UN Secretary-General Antonio Guterres has called for an investigation into deadly air strikes in northern Syria last week that were allegedly conducted by Russian jets.
Guterres made the call in a June 10 statement, days after the air raid in Idlib Province reportedly left dozens of people dead, including children and women.
Guterres expressed "deep concern" about the strikes, and called for a "full investigation into the attacks, especially allegations that there was also a second strike targeting first responders, to establish accountability."
The UN chief recalled that Idlib was part of a deescalation agreement reached last year, and called on its guarantors -- Russia, Turkey, and Iran -- to uphold their commitments.
The British-based Syrian Observatory for Human Rights said the attack on the village of Zardana killed at least 44 people, including six children, in one of the deadliest attacks in the mainly rebel-held Idlib Province so far this year.
It said it believed the strikes were carried out by Russian warplanes, which Russia's Defense Ministry denied.
Russia, along with Iran, has given Syrian President Bashar al-Assad’s government crucial support throughout the seven-year conflict that has killed hundreds of thousands of people, allowing Damascus to make large territorial gains in recent months against rebels.
But rebel factions still control large parts of northwestern and southwestern Syria, while a Kurdish-led alliance backed by the United States holds most of the northeast.
On June 11, the UN's regional humanitarian coordinator for Syria said that military escalation in Idlib, most of which is controlled by Islamist rebel and jihadist factions, could make the situation there "much more complicated and brutal" than other conflict zones in Syria.

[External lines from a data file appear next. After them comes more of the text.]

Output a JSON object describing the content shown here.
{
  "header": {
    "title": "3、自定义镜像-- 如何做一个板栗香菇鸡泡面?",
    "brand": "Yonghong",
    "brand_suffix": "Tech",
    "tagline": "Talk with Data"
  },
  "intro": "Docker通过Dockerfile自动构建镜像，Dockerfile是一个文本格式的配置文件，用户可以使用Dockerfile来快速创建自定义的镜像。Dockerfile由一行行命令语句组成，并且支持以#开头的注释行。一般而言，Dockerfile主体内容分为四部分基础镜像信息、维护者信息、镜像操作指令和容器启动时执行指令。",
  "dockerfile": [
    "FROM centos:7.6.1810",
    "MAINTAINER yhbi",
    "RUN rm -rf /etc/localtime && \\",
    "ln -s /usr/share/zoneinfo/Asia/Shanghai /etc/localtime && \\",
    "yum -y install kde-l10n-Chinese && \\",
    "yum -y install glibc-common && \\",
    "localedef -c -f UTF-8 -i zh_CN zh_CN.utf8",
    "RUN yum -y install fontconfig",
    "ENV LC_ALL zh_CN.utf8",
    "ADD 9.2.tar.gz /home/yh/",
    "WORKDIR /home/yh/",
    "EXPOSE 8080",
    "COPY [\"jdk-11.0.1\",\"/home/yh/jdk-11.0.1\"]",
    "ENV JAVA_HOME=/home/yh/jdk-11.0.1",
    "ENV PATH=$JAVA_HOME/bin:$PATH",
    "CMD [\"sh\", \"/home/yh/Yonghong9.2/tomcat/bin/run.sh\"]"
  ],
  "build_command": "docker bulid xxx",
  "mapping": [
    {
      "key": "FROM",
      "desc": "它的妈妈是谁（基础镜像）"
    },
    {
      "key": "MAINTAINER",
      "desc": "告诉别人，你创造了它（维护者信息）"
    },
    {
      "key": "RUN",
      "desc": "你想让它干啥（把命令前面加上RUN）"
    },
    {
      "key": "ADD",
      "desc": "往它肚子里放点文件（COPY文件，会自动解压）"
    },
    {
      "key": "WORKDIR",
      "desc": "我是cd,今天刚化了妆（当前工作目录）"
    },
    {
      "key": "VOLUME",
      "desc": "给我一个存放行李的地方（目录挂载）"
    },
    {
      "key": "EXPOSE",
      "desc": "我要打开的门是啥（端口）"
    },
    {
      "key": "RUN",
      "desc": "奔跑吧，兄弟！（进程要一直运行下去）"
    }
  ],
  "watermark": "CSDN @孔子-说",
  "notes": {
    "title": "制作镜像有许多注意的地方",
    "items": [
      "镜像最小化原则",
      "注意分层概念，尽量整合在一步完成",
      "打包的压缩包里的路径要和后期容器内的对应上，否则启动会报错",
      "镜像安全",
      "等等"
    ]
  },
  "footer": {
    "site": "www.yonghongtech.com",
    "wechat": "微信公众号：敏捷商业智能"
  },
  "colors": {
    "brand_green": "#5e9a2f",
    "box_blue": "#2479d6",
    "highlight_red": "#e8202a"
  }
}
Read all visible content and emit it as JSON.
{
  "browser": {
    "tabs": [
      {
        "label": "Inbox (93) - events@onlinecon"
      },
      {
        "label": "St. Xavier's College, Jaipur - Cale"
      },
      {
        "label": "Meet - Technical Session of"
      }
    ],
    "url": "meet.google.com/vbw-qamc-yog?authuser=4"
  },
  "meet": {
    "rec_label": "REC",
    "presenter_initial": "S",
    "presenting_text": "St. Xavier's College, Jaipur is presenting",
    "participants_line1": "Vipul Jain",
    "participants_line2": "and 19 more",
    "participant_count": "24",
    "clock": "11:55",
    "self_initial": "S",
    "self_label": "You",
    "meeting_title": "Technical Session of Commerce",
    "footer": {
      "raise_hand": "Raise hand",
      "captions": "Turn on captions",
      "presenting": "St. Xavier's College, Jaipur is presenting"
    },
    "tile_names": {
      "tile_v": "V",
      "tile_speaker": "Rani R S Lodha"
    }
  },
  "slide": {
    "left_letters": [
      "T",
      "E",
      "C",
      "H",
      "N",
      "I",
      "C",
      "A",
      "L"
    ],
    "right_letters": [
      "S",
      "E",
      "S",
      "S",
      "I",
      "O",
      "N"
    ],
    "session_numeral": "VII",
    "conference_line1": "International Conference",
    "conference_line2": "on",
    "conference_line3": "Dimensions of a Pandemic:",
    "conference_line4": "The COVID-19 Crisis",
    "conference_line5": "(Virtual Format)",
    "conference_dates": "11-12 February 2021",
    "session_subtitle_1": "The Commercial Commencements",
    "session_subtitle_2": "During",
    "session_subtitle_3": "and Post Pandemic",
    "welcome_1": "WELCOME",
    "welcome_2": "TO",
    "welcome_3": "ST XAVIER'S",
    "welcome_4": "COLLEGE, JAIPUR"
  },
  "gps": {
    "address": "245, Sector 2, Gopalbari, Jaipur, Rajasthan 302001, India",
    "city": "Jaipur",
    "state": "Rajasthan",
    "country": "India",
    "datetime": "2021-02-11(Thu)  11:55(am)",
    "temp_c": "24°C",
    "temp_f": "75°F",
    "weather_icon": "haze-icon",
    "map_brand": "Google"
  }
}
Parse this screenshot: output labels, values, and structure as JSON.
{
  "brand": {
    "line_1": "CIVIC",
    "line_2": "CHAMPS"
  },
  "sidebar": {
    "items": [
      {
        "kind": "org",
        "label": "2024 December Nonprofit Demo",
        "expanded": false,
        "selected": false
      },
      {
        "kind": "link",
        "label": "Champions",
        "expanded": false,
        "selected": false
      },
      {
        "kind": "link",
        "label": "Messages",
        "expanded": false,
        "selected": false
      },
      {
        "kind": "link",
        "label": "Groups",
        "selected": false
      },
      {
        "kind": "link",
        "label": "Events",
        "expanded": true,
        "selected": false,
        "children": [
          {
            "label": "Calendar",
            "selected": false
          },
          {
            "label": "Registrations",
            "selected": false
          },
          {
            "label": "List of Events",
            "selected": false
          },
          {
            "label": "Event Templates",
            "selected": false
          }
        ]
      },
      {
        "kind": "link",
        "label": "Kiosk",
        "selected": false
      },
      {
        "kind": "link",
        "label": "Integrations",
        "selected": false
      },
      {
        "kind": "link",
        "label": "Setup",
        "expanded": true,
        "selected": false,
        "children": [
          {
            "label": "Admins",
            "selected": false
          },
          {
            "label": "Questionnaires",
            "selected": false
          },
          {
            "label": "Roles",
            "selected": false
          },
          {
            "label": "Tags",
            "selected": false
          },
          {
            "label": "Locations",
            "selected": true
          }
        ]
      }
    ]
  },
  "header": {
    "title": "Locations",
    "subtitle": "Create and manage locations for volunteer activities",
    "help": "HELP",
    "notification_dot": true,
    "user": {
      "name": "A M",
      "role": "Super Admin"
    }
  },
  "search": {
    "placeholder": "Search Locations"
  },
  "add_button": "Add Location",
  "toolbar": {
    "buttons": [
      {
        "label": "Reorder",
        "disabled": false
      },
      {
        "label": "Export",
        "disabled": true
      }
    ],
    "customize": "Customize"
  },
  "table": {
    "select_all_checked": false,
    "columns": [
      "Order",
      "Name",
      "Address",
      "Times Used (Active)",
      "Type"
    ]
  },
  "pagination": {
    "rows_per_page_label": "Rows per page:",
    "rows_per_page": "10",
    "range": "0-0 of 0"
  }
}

"We may have not seen the worst of the crisis" in Syria, Panos Moumtzis told reporters in Geneva.
With reporting by AFP and AP